Thursday, June 21, 2012

Pappy Dave Stone

Waylon Jennings called him "the man with the smile in his voice."  Waylon Jennings used to be a DJ himself so he'd be a man to know what that sounds like. On the other hand he was also a diabetic cocaine addict so maybe not. All minor claims aside, David "Pappy Dave Stone" Pinkston had the biggest brag in country music. He is said to have founded country music radio. Sometimes that gets the caveat "full-time country music radio" the claim goes back at least into the early 1970s. It's not true, but what a story it is. I do note that he may have originated the term "country gold" which is used in station branding today.

The claim is dubious since his first radio job at 950 KSEL-AM in Lubbock, TX wasn't until 1946. He was born in 1913 so that makes him about 33 years old— another late starter. That first job by the way was in accounting, he didn't become a DJ until 1947. He hosted the Western Roundup Show, and under his reign it became the station's most popular show, expanding from from 30 minutes to a full hour and Pappy became station manager in 1948. In 1949 he expanded the hours of country music programming and added a live country music show on Saturdays called the Western Jamboree. It grew fast, it started in studio but soon had to move to larger venues eventually ended up in a wrestling arena. Then an airport hanger!

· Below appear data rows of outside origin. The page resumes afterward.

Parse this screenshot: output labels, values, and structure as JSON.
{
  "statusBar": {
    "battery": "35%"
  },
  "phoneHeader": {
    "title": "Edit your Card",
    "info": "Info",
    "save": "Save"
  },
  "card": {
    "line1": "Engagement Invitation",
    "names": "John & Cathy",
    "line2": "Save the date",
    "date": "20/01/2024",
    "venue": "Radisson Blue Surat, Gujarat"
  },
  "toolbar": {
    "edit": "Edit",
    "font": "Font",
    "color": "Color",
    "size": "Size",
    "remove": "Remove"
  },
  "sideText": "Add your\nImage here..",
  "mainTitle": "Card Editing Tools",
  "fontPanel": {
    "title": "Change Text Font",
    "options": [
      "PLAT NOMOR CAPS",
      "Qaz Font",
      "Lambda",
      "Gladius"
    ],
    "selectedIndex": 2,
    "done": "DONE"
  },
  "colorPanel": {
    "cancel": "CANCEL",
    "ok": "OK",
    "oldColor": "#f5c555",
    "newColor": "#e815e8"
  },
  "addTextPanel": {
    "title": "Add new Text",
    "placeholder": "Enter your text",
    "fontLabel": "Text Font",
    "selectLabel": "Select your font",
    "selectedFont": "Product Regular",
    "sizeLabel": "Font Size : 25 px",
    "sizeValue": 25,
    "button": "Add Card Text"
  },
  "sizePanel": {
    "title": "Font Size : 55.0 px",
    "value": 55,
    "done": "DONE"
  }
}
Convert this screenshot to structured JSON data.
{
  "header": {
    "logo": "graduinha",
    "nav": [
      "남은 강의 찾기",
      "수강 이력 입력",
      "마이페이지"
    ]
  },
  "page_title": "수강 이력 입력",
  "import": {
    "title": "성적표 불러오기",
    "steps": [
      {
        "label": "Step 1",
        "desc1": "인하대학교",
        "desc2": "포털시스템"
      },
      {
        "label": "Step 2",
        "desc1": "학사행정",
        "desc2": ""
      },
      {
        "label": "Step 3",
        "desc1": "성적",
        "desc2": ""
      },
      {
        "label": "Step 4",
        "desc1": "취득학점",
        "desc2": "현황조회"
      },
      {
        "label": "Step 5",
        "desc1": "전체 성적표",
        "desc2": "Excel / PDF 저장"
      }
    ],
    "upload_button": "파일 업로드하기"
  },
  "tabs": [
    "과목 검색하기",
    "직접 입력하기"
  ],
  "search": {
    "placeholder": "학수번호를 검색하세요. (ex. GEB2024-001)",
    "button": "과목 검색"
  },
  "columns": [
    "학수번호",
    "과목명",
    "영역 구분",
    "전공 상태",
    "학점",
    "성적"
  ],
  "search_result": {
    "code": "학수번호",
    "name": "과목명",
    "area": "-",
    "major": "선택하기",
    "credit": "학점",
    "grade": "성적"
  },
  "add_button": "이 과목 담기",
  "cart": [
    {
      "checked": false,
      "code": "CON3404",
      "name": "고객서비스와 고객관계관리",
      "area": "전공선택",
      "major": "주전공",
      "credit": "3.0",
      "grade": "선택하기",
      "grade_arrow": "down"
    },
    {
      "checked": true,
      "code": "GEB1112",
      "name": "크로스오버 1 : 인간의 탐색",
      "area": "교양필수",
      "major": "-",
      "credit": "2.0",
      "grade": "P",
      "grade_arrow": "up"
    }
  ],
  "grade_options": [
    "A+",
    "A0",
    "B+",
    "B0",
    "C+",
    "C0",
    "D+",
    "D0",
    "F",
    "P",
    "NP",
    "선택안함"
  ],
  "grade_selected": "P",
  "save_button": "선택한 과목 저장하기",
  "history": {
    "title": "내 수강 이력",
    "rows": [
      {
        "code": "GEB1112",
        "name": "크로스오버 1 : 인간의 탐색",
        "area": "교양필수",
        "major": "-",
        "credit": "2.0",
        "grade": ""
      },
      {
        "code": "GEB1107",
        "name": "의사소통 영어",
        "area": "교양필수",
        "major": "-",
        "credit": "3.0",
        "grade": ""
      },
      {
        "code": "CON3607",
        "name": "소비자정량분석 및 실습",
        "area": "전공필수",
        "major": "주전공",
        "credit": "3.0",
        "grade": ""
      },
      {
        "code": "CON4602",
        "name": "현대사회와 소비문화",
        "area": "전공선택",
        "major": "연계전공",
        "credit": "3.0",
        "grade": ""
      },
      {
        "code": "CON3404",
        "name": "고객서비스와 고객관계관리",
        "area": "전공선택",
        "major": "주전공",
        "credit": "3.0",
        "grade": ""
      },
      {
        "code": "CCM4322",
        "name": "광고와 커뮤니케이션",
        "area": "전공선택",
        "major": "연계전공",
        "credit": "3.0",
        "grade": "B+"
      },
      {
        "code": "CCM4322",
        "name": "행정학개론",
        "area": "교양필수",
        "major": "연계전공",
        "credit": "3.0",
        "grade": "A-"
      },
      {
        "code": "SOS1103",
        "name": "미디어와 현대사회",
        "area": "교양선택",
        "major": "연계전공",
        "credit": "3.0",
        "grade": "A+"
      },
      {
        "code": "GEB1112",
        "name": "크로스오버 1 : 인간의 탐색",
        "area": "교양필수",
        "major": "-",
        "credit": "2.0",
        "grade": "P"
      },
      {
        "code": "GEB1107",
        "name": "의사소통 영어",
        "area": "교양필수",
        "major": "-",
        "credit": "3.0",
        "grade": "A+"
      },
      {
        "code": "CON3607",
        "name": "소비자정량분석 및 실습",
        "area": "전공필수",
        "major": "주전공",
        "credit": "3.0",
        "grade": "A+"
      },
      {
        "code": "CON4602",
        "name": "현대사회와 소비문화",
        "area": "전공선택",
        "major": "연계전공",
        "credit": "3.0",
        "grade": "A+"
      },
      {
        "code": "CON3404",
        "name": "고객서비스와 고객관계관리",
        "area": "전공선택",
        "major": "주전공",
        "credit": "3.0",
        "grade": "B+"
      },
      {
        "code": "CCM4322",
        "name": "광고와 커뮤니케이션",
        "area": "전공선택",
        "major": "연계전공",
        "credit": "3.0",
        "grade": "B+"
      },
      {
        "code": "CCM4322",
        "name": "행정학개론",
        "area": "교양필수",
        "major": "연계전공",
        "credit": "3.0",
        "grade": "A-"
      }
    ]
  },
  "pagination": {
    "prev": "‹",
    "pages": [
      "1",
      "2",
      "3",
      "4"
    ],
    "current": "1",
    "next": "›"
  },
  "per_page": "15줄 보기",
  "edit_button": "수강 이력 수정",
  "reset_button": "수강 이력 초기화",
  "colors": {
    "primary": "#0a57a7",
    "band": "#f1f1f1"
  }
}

In 1953 he left KSEL and with an  investor named Leroy Elmore, started another station, KDAV. This station was 100% country, though it was just a daytimer. This station was the key to his claim. In that era it was common to run block programming, with programs as short as 15 minutes. But country music had been popular radio fare for decades by then, especially in rural areas. The Grand Ol' Opry has been on air since 1925!  The idea that the format was invented in 1953 is patently ridiculous. Despite that no one has ever been able to confirm the existence of an earlier one. The spoiler is that KDAV even had a rock radio program called the "Rock n' Roll Hit Parade" ...maybe it was 99% country. Waylon Jennings and Roger Miller were both disc jockeys on KDAV, that alone should be close enough.

But Stone did build the first country music radio network. After KDAV he added three more stations: 1310 KZIP-AM in Amarillo, TX; 1420 KPEP-AM in San Angelo, TX; and both  1580 KPIK-AM, and 94.3 KPIK-FM in Colorado Springs, CO. It was the first country music FM in the market. He moved to Colorado Springs and did a 2-hour show on KPIK which he hosted personally until he sold the station in 1978. [At least one book gives these calls wrong with KZIP as KGIT and KPEP as KCBT] Stone used that radio network to propel the popularity of country music. He booked a lot of country music concerts and with his all country network he was able to bring big Nashville acts out to west Texas. He even got Buddy Holly his first recording contract with Decca. 

It's hard to give all the credit directly to Stone. But in 1961 there were 81 full time country music stations in America. Then by 1974 there were 1,020. The format had grown from a regional form to a national one. The formats popularity is said to have peaked in 1995, but there are over 2,000 today. That says something. (The book Cashville by Stephanie Schäfer covers these stats in great detail.) In 1999 Pappy was inducted into the Country Music DJ Hall of Fame, located in Nashville. He died on on February 18, 2004.